### What the exercise asks
Please filter the entries for the word "zoom" and copy every line that has it.

+++ Source data

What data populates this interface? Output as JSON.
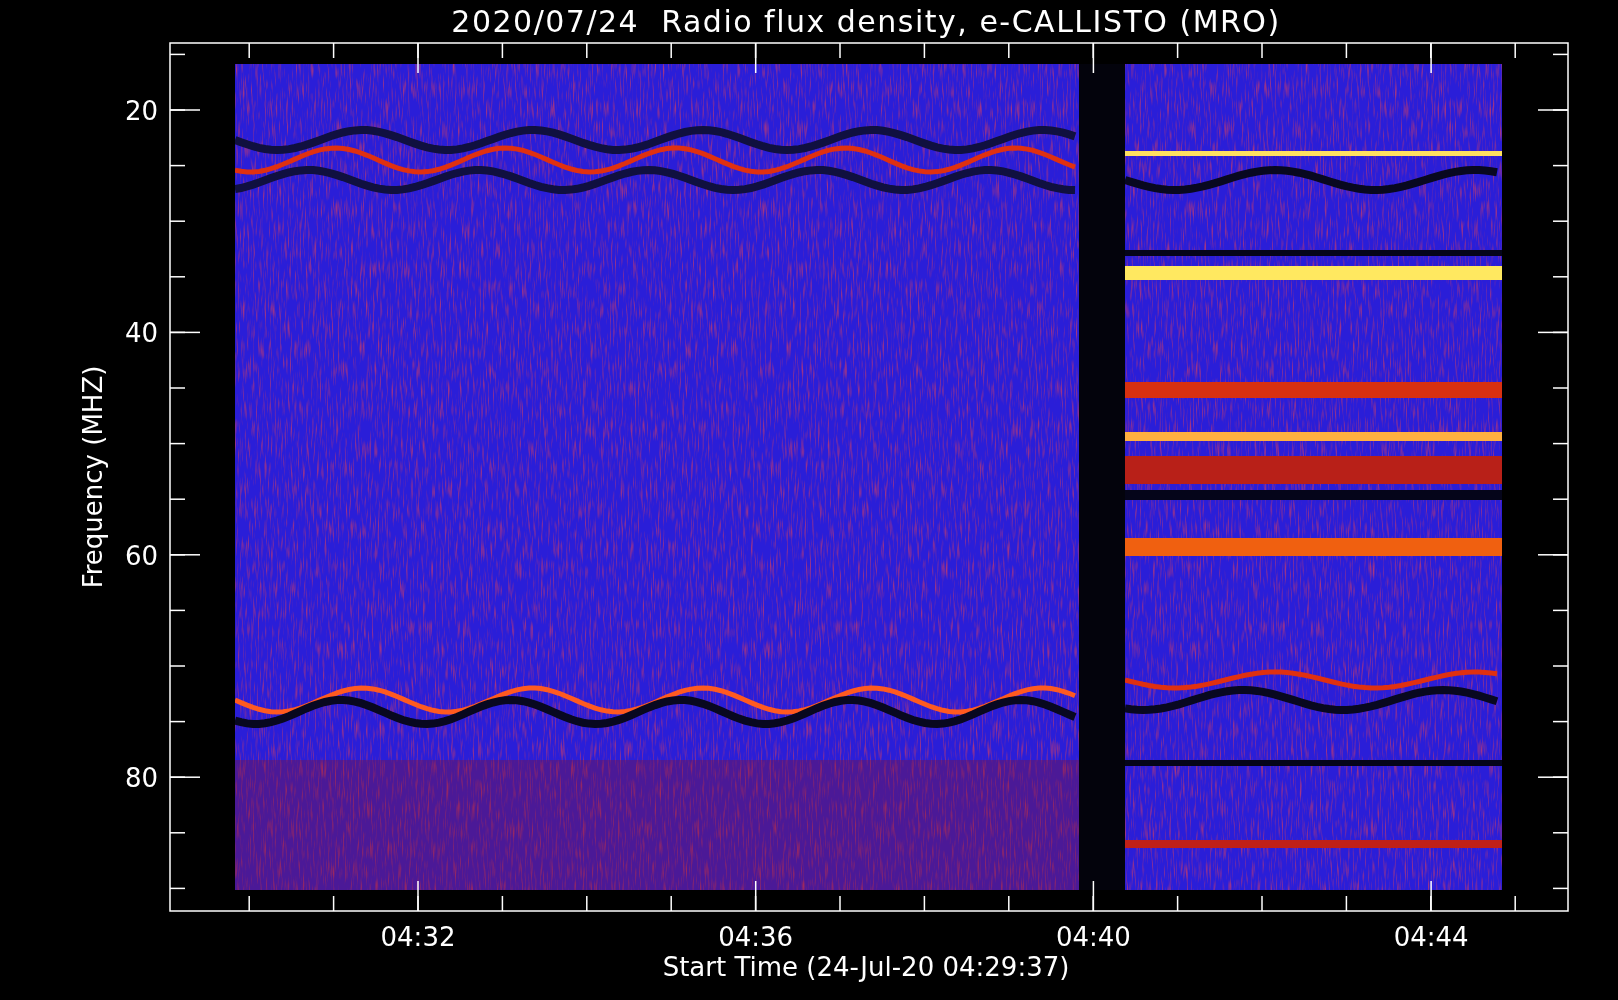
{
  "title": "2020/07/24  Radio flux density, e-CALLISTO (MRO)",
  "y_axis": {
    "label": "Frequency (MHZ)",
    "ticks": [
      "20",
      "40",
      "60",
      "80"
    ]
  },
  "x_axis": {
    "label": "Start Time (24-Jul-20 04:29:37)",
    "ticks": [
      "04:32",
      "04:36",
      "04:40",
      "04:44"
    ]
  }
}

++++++
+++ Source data

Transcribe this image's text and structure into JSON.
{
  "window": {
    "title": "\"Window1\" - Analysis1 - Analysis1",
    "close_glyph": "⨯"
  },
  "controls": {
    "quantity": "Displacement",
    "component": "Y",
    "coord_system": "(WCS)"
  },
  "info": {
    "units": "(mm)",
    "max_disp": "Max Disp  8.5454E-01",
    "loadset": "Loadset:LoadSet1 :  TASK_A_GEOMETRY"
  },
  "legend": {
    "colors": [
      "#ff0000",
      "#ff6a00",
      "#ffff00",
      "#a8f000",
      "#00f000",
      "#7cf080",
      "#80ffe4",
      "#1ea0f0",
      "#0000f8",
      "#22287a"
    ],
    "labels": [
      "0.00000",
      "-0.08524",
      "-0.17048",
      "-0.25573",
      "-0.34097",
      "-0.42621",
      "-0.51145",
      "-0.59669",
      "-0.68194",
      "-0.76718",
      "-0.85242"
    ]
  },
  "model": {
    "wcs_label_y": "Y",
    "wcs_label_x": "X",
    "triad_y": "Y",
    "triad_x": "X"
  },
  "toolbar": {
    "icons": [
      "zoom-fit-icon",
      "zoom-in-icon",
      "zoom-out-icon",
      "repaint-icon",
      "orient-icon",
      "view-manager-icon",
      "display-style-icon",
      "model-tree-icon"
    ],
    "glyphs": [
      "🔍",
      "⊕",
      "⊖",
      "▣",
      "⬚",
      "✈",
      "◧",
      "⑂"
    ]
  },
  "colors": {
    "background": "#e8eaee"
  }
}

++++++

### Solution for this exercise
      "zoom-fit-icon",
      "zoom-in-icon",
      "zoom-out-icon",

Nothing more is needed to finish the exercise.